Stuparyk, Alexander


Dora Stuparyk (nee Maksymniuk) was born in the Ukraine on June 12, 1904. In 1907 Dora and her only sister Nancy (Metrunec) came to Canada with their father. Their mother passed away in the Ukraine. After their long voyage they boarded a train to get to Mundare. Somewhere in Manitoba the train stopped at the station so Mr. Maksymniuk went looking for a store to get some food and milk for his girls who were three and thirteen years. While the father was gone the train left the station with the two girls alone. Dora recollects she was scared and clutched on to her sister Nancy, still remembering, at the age of eighty-three, how terrified she was as no one could understand her Ukrainian language and they didn't know if they would ever see their father again. Somehow their father managed to hop on a freight that came by going the same direction and in about three or four hours they were united.


Alex Stuparyk, hauling hogs to Derwent, 1944.


Mr. and Mrs. Alex Stuparyk on the way to visit friends, 1946.

They came to Mundare where the girls lived with friends, the Klabatski's, for two years while their father took whatever jobs he could find. The family then homesteaded in the Slawa district in 1909. She lived there until 1919 when she married Alexander Stuparyk.

Alexander Stuparyk was born in the Ukraine on April seventeenth, 1889. He came to Canada as a young man like most people seeking a better life. He arrived in Canada in the fall of 1910 and stayed with his brother Harry Stuparyk, who was homesteading in the Meadow district. Alex spent the first winter with his brother and his family. In the spring he went to Edmonton and worked there for approximately three years. In 1913 he then came back and took a homestead in the Meadow district. In 1914 he married. They had two girls, Annie (Mrs. Dan Mudryk of Derwent, Alberta) and Lena (Mrs. Peter Krysak of North Battleford, Saskatchewan). He lost his first wife in 1917. In 1919 he then married Dora Maksymniuk. They lived on the Meadow homestead until 1930 where Jennie (Mrs. Bill Metrunec of Mannville), Nick of Kimberley, British Columbia, Mary (Mrs. Albert Heinemann of Kimberley), Steve of Elk Point and Bill (who lived in Edmonton until his passing in 1962) were born. The family then purchased land from Harry Hyde in the Northern Valley district, some six miles north at the original homestead. Three more children were born here, John of Pine Point, N.W.T., Elsie (Mrs. Dave Gunn of Vancouver, B.C.),and Pat of the R.C.A.F. Base in Cold Lake, Alberta.
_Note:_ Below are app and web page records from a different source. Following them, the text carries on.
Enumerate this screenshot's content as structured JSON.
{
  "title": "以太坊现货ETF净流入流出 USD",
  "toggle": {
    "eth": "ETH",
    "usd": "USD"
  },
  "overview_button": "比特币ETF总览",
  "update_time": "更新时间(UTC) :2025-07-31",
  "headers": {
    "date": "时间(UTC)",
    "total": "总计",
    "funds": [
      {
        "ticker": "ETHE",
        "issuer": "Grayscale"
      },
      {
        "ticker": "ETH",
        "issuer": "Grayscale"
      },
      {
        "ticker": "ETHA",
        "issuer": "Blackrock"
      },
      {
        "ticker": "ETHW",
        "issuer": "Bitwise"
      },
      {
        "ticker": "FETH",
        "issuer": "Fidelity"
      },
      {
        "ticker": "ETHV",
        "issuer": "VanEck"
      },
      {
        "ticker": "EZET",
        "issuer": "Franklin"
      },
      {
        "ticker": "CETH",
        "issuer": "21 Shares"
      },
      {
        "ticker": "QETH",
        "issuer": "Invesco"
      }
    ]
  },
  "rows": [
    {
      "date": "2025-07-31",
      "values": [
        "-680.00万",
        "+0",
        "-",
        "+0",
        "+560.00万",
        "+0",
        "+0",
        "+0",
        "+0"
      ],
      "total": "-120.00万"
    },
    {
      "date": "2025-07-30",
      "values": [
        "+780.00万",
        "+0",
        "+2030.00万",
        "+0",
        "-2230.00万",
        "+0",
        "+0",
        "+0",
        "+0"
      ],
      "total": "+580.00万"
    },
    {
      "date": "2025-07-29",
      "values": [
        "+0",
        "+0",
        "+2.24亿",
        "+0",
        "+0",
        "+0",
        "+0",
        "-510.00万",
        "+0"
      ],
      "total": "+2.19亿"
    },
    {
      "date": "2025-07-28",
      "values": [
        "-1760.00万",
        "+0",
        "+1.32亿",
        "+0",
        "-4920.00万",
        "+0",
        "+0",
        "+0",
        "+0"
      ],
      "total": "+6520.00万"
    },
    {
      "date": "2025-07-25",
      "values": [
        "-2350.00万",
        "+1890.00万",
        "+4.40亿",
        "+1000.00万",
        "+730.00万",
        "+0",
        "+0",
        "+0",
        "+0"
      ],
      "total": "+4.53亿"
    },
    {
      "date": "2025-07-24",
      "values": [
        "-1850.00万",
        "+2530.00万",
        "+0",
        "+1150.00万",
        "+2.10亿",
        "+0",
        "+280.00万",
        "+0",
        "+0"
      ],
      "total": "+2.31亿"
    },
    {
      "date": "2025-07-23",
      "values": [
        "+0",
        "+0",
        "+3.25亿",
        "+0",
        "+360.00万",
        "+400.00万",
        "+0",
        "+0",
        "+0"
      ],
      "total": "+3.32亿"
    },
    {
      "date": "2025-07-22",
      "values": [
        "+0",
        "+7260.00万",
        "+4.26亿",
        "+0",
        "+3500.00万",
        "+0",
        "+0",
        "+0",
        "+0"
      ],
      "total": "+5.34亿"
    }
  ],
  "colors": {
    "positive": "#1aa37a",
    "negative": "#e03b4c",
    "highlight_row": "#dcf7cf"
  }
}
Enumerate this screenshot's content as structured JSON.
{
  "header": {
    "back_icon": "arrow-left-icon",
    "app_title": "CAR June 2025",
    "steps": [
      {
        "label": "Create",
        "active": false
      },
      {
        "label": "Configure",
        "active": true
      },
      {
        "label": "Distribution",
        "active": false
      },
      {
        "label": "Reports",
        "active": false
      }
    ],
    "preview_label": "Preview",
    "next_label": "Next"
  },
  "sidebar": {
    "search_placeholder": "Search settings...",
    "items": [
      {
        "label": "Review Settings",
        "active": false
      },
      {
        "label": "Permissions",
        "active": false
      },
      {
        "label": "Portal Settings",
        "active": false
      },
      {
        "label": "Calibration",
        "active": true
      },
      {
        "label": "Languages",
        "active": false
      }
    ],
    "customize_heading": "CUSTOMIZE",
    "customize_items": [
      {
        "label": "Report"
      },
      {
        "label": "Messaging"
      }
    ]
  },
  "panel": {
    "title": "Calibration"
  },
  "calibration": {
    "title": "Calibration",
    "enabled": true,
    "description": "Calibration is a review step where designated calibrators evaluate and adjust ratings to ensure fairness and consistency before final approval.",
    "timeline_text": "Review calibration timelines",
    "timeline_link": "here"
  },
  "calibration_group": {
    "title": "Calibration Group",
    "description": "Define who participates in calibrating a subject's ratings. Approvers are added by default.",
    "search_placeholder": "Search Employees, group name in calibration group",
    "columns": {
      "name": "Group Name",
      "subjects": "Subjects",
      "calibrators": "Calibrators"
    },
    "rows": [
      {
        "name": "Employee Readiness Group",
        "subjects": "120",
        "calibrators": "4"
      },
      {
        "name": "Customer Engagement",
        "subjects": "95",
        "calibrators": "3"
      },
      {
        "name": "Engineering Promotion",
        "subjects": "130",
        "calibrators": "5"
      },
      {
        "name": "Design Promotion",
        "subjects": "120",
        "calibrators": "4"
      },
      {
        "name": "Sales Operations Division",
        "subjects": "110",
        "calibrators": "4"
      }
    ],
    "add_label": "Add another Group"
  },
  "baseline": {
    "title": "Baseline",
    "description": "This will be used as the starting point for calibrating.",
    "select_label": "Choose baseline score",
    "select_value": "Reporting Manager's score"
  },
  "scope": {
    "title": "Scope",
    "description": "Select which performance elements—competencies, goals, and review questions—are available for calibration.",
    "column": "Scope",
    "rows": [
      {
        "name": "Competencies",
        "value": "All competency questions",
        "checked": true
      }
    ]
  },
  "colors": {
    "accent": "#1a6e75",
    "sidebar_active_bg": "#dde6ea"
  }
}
The children went to a local school, Yankee, where they all got their grades one to eight. Later on John continued his grade nine and ten in the Brierfield School. He stayed at his sister Annie's place while attending school there. Elsie continued her grade nine and ten at King George to which she walked four and one half miles. She took grade eleven at Elk Point and grade twelve, first and second year in Derwent. She then took nursing at the Royal Alexandra Hospital.
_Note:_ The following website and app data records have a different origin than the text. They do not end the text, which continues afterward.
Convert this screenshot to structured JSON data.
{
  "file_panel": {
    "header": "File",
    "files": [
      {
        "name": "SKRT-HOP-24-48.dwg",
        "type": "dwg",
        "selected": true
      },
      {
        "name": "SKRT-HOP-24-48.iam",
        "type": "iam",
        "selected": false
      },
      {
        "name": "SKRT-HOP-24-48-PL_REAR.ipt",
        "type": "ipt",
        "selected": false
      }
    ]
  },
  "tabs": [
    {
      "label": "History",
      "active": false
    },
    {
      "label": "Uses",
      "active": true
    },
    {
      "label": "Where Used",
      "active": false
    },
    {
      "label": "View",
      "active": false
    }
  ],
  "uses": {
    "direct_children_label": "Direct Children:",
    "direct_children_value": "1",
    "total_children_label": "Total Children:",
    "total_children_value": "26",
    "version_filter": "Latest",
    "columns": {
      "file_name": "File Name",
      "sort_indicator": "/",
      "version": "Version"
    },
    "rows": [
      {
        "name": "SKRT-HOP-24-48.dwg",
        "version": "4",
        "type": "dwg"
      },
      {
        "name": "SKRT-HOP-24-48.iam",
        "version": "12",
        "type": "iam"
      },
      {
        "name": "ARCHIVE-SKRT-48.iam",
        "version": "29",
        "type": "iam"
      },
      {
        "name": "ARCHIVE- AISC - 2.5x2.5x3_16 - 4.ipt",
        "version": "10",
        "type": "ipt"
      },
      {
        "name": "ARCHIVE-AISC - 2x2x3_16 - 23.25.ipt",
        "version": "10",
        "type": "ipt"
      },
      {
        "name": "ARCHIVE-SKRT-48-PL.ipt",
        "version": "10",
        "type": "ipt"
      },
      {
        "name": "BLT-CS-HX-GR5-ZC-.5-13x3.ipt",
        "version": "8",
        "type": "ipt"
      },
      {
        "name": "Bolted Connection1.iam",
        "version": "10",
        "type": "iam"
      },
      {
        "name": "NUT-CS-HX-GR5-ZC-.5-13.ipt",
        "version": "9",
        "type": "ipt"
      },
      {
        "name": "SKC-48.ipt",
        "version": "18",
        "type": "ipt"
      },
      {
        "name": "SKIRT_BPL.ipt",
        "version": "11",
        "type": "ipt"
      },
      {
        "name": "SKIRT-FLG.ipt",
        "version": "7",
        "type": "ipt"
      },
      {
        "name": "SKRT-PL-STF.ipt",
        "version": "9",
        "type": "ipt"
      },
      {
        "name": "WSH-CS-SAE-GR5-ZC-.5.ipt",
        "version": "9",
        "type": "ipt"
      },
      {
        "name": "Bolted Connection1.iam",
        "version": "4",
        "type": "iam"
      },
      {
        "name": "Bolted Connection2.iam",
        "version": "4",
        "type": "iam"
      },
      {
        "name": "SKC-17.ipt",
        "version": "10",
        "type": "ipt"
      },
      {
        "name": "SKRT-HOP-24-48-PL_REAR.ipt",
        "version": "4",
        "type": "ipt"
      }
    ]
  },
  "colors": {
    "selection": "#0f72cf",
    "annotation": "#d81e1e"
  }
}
Like all pioneers they had their share of hardships and blessings. They cleared more land as very little was cleared when they purchased the land. In 1945 the family built a home on the farm. After they retired in 1962 the house from the farm was sold and moved to the south west part of Elk Point.
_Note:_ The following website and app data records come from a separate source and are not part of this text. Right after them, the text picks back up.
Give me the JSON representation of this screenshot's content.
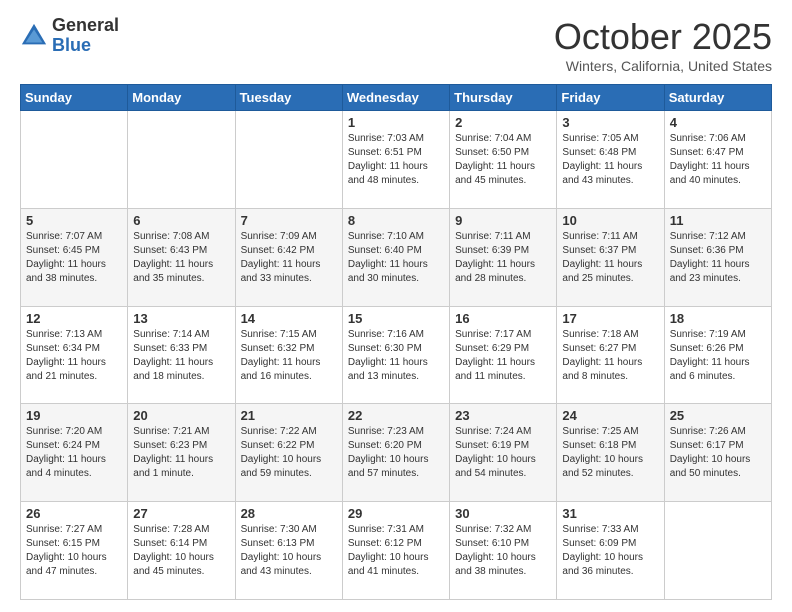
{
  "header": {
    "logo_general": "General",
    "logo_blue": "Blue",
    "month": "October 2025",
    "location": "Winters, California, United States"
  },
  "days_of_week": [
    "Sunday",
    "Monday",
    "Tuesday",
    "Wednesday",
    "Thursday",
    "Friday",
    "Saturday"
  ],
  "weeks": [
    [
      {
        "day": "",
        "info": ""
      },
      {
        "day": "",
        "info": ""
      },
      {
        "day": "",
        "info": ""
      },
      {
        "day": "1",
        "info": "Sunrise: 7:03 AM\nSunset: 6:51 PM\nDaylight: 11 hours and 48 minutes."
      },
      {
        "day": "2",
        "info": "Sunrise: 7:04 AM\nSunset: 6:50 PM\nDaylight: 11 hours and 45 minutes."
      },
      {
        "day": "3",
        "info": "Sunrise: 7:05 AM\nSunset: 6:48 PM\nDaylight: 11 hours and 43 minutes."
      },
      {
        "day": "4",
        "info": "Sunrise: 7:06 AM\nSunset: 6:47 PM\nDaylight: 11 hours and 40 minutes."
      }
    ],
    [
      {
        "day": "5",
        "info": "Sunrise: 7:07 AM\nSunset: 6:45 PM\nDaylight: 11 hours and 38 minutes."
      },
      {
        "day": "6",
        "info": "Sunrise: 7:08 AM\nSunset: 6:43 PM\nDaylight: 11 hours and 35 minutes."
      },
      {
        "day": "7",
        "info": "Sunrise: 7:09 AM\nSunset: 6:42 PM\nDaylight: 11 hours and 33 minutes."
      },
      {
        "day": "8",
        "info": "Sunrise: 7:10 AM\nSunset: 6:40 PM\nDaylight: 11 hours and 30 minutes."
      },
      {
        "day": "9",
        "info": "Sunrise: 7:11 AM\nSunset: 6:39 PM\nDaylight: 11 hours and 28 minutes."
      },
      {
        "day": "10",
        "info": "Sunrise: 7:11 AM\nSunset: 6:37 PM\nDaylight: 11 hours and 25 minutes."
      },
      {
        "day": "11",
        "info": "Sunrise: 7:12 AM\nSunset: 6:36 PM\nDaylight: 11 hours and 23 minutes."
      }
    ],
    [
      {
        "day": "12",
        "info": "Sunrise: 7:13 AM\nSunset: 6:34 PM\nDaylight: 11 hours and 21 minutes."
      },
      {
        "day": "13",
        "info": "Sunrise: 7:14 AM\nSunset: 6:33 PM\nDaylight: 11 hours and 18 minutes."
      },
      {
        "day": "14",
        "info": "Sunrise: 7:15 AM\nSunset: 6:32 PM\nDaylight: 11 hours and 16 minutes."
      },
      {
        "day": "15",
        "info": "Sunrise: 7:16 AM\nSunset: 6:30 PM\nDaylight: 11 hours and 13 minutes."
      },
      {
        "day": "16",
        "info": "Sunrise: 7:17 AM\nSunset: 6:29 PM\nDaylight: 11 hours and 11 minutes."
      },
      {
        "day": "17",
        "info": "Sunrise: 7:18 AM\nSunset: 6:27 PM\nDaylight: 11 hours and 8 minutes."
      },
      {
        "day": "18",
        "info": "Sunrise: 7:19 AM\nSunset: 6:26 PM\nDaylight: 11 hours and 6 minutes."
      }
    ],
    [
      {
        "day": "19",
        "info": "Sunrise: 7:20 AM\nSunset: 6:24 PM\nDaylight: 11 hours and 4 minutes."
      },
      {
        "day": "20",
        "info": "Sunrise: 7:21 AM\nSunset: 6:23 PM\nDaylight: 11 hours and 1 minute."
      },
      {
        "day": "21",
        "info": "Sunrise: 7:22 AM\nSunset: 6:22 PM\nDaylight: 10 hours and 59 minutes."
      },
      {
        "day": "22",
        "info": "Sunrise: 7:23 AM\nSunset: 6:20 PM\nDaylight: 10 hours and 57 minutes."
      },
      {
        "day": "23",
        "info": "Sunrise: 7:24 AM\nSunset: 6:19 PM\nDaylight: 10 hours and 54 minutes."
      },
      {
        "day": "24",
        "info": "Sunrise: 7:25 AM\nSunset: 6:18 PM\nDaylight: 10 hours and 52 minutes."
      },
      {
        "day": "25",
        "info": "Sunrise: 7:26 AM\nSunset: 6:17 PM\nDaylight: 10 hours and 50 minutes."
      }
    ],
    [
      {
        "day": "26",
        "info": "Sunrise: 7:27 AM\nSunset: 6:15 PM\nDaylight: 10 hours and 47 minutes."
      },
      {
        "day": "27",
        "info": "Sunrise: 7:28 AM\nSunset: 6:14 PM\nDaylight: 10 hours and 45 minutes."
      },
      {
        "day": "28",
        "info": "Sunrise: 7:30 AM\nSunset: 6:13 PM\nDaylight: 10 hours and 43 minutes."
      },
      {
        "day": "29",
        "info": "Sunrise: 7:31 AM\nSunset: 6:12 PM\nDaylight: 10 hours and 41 minutes."
      },
      {
        "day": "30",
        "info": "Sunrise: 7:32 AM\nSunset: 6:10 PM\nDaylight: 10 hours and 38 minutes."
      },
      {
        "day": "31",
        "info": "Sunrise: 7:33 AM\nSunset: 6:09 PM\nDaylight: 10 hours and 36 minutes."
      },
      {
        "day": "",
        "info": ""
      }
    ]
  ]
}
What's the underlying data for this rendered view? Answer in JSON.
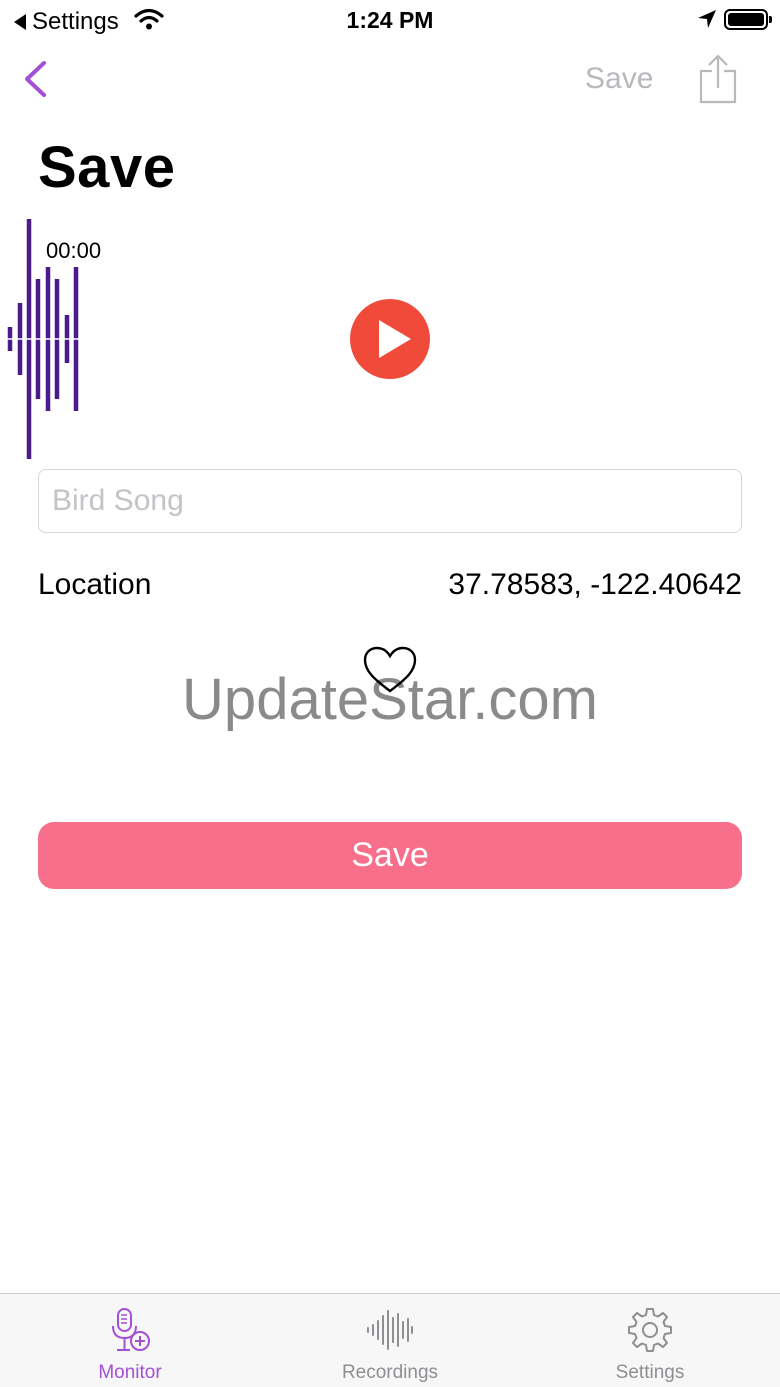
{
  "status_bar": {
    "back_app": "Settings",
    "time": "1:24 PM"
  },
  "nav": {
    "save_label": "Save"
  },
  "page": {
    "title": "Save"
  },
  "player": {
    "time": "00:00"
  },
  "name_field": {
    "placeholder": "Bird Song",
    "value": ""
  },
  "location": {
    "label": "Location",
    "value": "37.78583, -122.40642"
  },
  "watermark": "UpdateStar.com",
  "save_button": {
    "label": "Save"
  },
  "tabs": [
    {
      "label": "Monitor",
      "icon": "mic-plus-icon",
      "active": true
    },
    {
      "label": "Recordings",
      "icon": "waveform-icon",
      "active": false
    },
    {
      "label": "Settings",
      "icon": "gear-icon",
      "active": false
    }
  ],
  "colors": {
    "accent": "#a34fd6",
    "waveform": "#4b1a8c",
    "play": "#f04b3a",
    "save": "#f76f8b"
  }
}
In May 1966 Alexander Stuparyk passed away. Mother (Dora) Stuparyk, still lives in her white house where she always has a beautiful garden and lovely flowers, a helping hand, and a cup of tea ready when anyone visits. The kiddies in her part of town know her as Baba as she always has cookies or candy handy for them.